As we see, our final conclusion about the lexico-grammatical nature of statives appears to have returned them into the lexemic domain in which they were placed by traditional grammar and from which they were alienated in the course of subsequent linguistic investigations. A question then arises, whether these investigations, as well as the discussions accompanying them, have served any rational purpose at all.
The answer to this question, though, can only be given in the energetic affirmative. Indeed, all the detailed studies of statives undertaken by quite a few scholars, all the discussions concerning their systemic location and other related matters have produced very useful results, both theoretical and practical.
The traditional view of the stative was not supported by any special analysis, it was formed on the grounds of mere surface analogies and outer correlations. The later study of statives resulted in the exposition of their inner properties, in the discovery of their historical productivity as a subclass, in their systemic description on the lines of competent inter-class and inter-level comparisons. And it is due to the undertaken investigations (which certainly will be continued) that we are now in a position, though having rejected the fundamental separation of the stative from the adjective, to name the subclass of statives as one of the peculiar, idiomatic lexemic features of Modern English.
As is widely known, adjectives display the ability to be easily substantivized by conversion, i.e. by zero-derivation. Among the noun- converted adjectives we find both old units, well-established in the system of lexicon, and also new ones, whose adjectival etymology conveys to the lexeme the vivid colouring of a new coinage.

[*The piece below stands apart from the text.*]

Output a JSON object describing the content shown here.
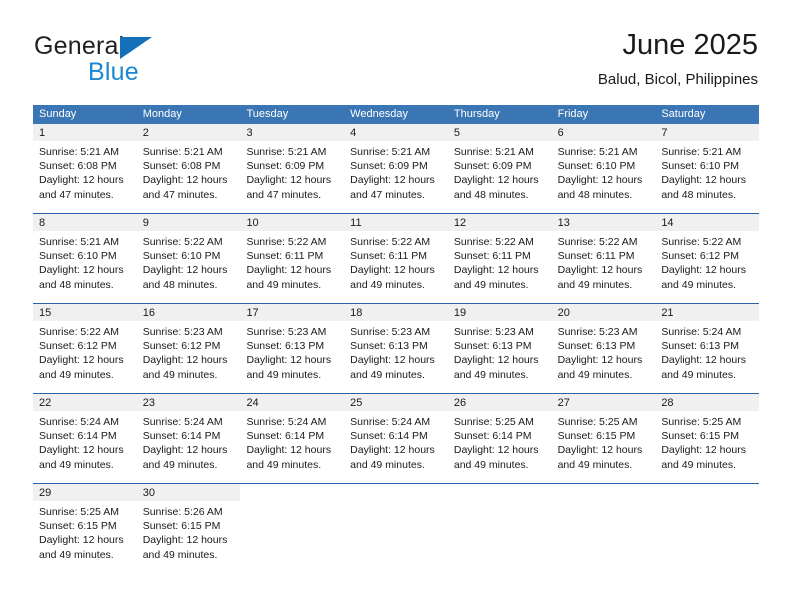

For instance, the words a relative or a white or a dear bear an unquestionable mark of established tradition, while such a noun as a sensitive used in the following sentence features a distinct flavour of purposeful conversion: He was a regional man, a man who wrote about sensitives who live away from the places where things happen.

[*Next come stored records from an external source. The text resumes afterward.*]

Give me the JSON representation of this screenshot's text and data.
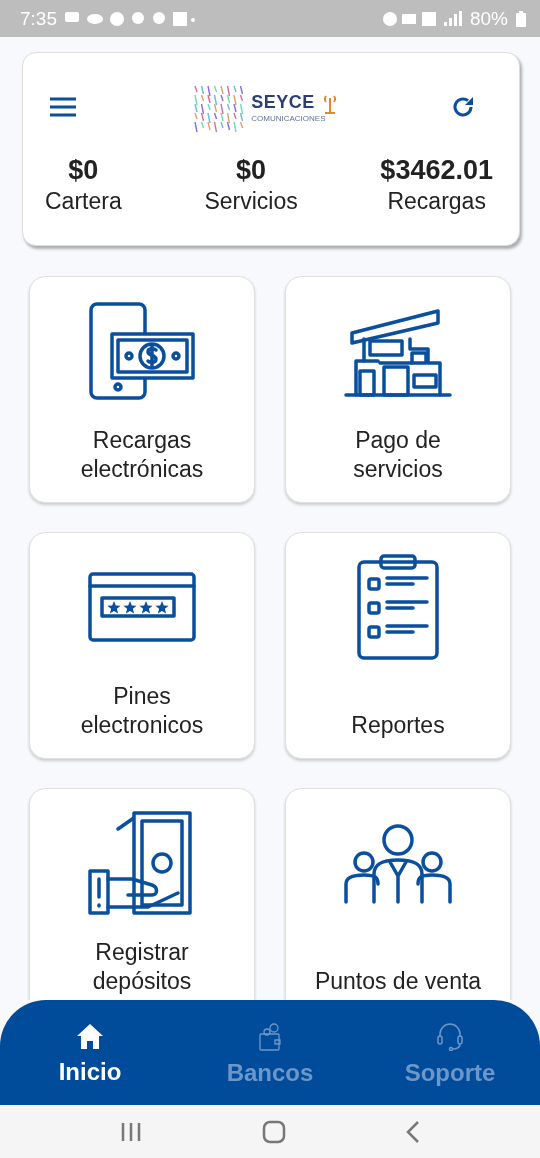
{
  "status_bar": {
    "time": "7:35",
    "battery": "80%"
  },
  "header": {
    "logo": {
      "name": "SEYCE",
      "tagline": "COMUNICACIONES"
    },
    "balances": [
      {
        "amount": "$0",
        "label": "Cartera"
      },
      {
        "amount": "$0",
        "label": "Servicios"
      },
      {
        "amount": "$3462.01",
        "label": "Recargas"
      }
    ]
  },
  "tiles": [
    {
      "kind": "phone",
      "label": "Recargas electrónicas"
    },
    {
      "kind": "building",
      "label": "Pago de servicios"
    },
    {
      "kind": "card",
      "label": "Pines electronicos"
    },
    {
      "kind": "clipboard",
      "label": "Reportes"
    },
    {
      "kind": "cash",
      "label": "Registrar depósitos"
    },
    {
      "kind": "people",
      "label": "Puntos de venta"
    }
  ],
  "bottom_nav": [
    {
      "kind": "home",
      "label": "Inicio",
      "selected": true
    },
    {
      "kind": "wallet",
      "label": "Bancos",
      "selected": false
    },
    {
      "kind": "headset",
      "label": "Soporte",
      "selected": false
    }
  ]
}
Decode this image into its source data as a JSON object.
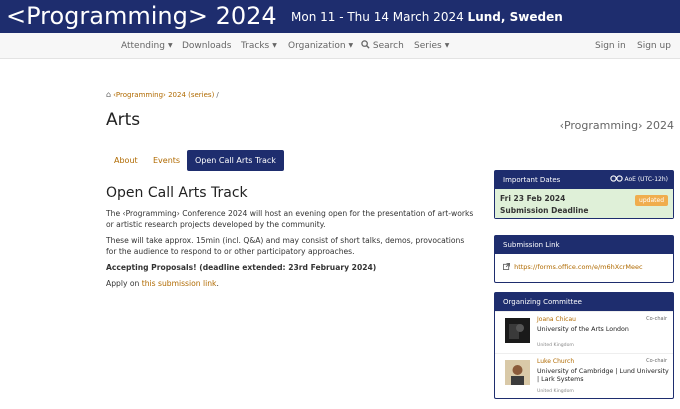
{
  "header": {
    "brand": "<Programming> 2024",
    "dates": "Mon 11 - Thu 14 March 2024",
    "location": "Lund, Sweden"
  },
  "nav": {
    "attending": "Attending",
    "downloads": "Downloads",
    "tracks": "Tracks",
    "organization": "Organization",
    "search": "Search",
    "series": "Series",
    "sign_in": "Sign in",
    "sign_up": "Sign up"
  },
  "breadcrumb": {
    "link": "‹Programming› 2024 (series)",
    "separator": "/"
  },
  "page": {
    "title": "Arts",
    "series_label": "‹Programming› 2024"
  },
  "tabs": {
    "about": "About",
    "events": "Events",
    "open_call": "Open Call Arts Track"
  },
  "content": {
    "heading": "Open Call Arts Track",
    "para1": "The ‹Programming› Conference 2024 will host an evening open for the presentation of art-works or artistic research projects developed by the community.",
    "para2": "These will take approx. 15min (incl. Q&A) and may consist of short talks, demos, provocations for the audience to respond to or other participatory approaches.",
    "accepting": "Accepting Proposals! (deadline extended: 23rd February 2024)",
    "apply_prefix": "Apply on",
    "apply_link": "this submission link",
    "apply_suffix": "."
  },
  "sidebar": {
    "important_dates": {
      "title": "Important Dates",
      "timezone": "AoE (UTC-12h)",
      "date": "Fri 23 Feb 2024",
      "label": "Submission Deadline",
      "badge": "updated"
    },
    "submission_link": {
      "title": "Submission Link",
      "url": "https://forms.office.com/e/m6hXcrMeec"
    },
    "committee": {
      "title": "Organizing Committee",
      "members": [
        {
          "name": "Joana Chicau",
          "role": "Co-chair",
          "affiliation": "University of the Arts London",
          "country": "United Kingdom"
        },
        {
          "name": "Luke Church",
          "role": "Co-chair",
          "affiliation": "University of Cambridge | Lund University | Lark Systems",
          "country": "United Kingdom"
        }
      ]
    }
  },
  "colors": {
    "primary": "#1e2d6e",
    "link": "#b06a00",
    "date_bg": "#dff0d8",
    "badge": "#f0ad4e"
  },
  "icons": {
    "home": "home-icon",
    "search": "search-icon",
    "external_link": "external-link-icon",
    "timezone": "glasses-icon"
  }
}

Compare this with the noun a high in the following example: The weather report promises a new high in heat and humidity.
From the purely categorial point of view, however, there is no difference between the adjectives cited in the examples and the ones given in the foregoing enumeration, since both groups equally express constitutive categories of the noun, i.e. the number, the case, the gender, the article determination, and they likewise equally perform normal nounal functions.